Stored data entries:
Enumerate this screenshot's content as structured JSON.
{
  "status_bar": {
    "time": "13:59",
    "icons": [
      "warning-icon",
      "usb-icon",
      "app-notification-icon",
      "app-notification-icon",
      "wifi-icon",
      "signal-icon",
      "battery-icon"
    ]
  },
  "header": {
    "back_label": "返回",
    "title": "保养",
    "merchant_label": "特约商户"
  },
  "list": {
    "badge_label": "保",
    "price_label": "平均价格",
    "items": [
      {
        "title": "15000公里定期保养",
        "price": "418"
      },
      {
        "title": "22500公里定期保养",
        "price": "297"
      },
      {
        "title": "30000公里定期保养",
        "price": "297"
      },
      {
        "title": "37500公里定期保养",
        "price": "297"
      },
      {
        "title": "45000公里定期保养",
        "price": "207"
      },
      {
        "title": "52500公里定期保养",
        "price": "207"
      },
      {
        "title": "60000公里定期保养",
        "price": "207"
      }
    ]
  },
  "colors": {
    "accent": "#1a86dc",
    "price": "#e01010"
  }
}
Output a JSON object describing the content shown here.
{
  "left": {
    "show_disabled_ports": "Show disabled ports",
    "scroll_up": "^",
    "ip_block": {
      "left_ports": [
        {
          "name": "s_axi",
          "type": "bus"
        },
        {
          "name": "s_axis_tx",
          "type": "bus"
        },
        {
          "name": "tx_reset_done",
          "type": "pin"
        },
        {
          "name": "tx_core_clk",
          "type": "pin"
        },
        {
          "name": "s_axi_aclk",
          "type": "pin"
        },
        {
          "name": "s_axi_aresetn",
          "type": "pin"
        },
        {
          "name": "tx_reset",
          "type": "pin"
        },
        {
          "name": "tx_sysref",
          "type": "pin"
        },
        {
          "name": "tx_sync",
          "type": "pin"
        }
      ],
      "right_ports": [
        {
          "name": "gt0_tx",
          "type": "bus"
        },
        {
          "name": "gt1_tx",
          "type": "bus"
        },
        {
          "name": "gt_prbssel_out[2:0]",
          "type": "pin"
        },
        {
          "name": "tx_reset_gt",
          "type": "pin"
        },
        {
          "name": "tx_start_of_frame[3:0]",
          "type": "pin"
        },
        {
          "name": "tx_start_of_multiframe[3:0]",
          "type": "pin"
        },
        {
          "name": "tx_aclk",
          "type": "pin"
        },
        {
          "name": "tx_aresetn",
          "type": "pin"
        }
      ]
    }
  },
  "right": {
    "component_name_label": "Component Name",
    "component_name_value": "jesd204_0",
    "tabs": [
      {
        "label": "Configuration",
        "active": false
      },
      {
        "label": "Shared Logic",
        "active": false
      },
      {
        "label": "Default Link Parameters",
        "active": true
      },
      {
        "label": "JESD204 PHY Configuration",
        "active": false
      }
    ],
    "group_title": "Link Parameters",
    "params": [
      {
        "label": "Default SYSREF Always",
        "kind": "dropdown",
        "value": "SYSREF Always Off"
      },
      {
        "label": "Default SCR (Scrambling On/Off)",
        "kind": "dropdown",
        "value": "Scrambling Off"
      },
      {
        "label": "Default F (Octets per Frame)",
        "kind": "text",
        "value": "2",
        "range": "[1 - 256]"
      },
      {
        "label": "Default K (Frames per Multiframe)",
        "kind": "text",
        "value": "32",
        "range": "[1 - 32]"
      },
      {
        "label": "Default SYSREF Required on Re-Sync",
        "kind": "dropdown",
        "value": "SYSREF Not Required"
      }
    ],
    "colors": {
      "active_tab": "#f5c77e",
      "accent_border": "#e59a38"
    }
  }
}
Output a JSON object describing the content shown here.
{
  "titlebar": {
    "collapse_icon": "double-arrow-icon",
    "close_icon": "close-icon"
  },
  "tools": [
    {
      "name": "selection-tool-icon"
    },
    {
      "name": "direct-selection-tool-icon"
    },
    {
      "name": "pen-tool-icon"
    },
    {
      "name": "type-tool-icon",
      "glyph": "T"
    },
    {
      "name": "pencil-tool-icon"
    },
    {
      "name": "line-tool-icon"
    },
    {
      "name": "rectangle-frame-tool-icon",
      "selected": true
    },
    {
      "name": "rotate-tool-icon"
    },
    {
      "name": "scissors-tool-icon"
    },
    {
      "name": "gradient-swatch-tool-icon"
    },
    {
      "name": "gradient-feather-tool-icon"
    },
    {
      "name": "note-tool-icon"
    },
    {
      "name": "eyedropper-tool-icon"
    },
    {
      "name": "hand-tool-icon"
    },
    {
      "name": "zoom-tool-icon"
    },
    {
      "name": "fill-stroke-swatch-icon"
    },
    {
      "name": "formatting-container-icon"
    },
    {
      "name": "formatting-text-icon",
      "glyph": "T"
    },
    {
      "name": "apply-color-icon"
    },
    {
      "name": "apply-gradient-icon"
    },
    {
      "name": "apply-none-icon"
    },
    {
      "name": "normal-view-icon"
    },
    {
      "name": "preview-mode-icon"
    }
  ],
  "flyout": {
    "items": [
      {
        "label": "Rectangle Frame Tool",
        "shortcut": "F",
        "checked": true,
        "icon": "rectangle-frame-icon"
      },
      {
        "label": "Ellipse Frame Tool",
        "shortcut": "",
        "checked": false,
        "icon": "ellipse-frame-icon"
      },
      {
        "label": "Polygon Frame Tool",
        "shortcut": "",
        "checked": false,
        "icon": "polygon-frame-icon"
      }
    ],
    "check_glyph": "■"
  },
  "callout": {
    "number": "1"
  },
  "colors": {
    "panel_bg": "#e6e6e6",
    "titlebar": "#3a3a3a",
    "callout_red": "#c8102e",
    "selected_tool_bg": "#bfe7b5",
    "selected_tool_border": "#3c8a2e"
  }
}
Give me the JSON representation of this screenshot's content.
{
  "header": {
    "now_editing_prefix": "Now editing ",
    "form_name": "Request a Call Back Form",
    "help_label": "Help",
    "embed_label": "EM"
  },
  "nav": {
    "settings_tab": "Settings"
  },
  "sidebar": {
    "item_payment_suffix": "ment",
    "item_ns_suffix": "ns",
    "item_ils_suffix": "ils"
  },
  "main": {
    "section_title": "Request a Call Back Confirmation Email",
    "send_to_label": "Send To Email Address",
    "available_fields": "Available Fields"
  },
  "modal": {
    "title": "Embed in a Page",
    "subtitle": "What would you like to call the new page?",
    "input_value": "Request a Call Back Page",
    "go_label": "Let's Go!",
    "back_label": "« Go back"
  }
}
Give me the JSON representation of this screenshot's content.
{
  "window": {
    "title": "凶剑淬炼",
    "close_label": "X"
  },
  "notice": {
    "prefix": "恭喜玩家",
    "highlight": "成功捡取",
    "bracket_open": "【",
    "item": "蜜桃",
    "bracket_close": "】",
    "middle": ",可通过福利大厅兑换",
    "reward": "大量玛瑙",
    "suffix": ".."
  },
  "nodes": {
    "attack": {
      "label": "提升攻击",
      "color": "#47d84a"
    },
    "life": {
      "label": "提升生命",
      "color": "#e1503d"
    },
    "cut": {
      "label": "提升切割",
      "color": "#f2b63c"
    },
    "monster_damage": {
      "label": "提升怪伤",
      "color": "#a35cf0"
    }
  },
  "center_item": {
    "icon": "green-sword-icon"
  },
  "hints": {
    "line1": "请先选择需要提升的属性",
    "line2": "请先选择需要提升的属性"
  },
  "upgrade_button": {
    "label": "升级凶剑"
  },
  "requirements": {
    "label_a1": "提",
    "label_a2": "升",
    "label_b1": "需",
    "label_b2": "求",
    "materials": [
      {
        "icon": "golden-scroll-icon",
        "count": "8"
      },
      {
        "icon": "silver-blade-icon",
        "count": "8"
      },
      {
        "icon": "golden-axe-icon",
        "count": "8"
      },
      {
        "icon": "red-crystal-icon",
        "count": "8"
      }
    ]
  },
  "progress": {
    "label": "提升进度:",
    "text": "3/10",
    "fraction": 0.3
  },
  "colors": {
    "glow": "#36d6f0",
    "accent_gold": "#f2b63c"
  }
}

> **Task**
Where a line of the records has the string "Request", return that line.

> **Output of the exercise**
    "form_name": "Request a Call Back Form",
    "section_title": "Request a Call Back Confirmation Email",
    "input_value": "Request a Call Back Page",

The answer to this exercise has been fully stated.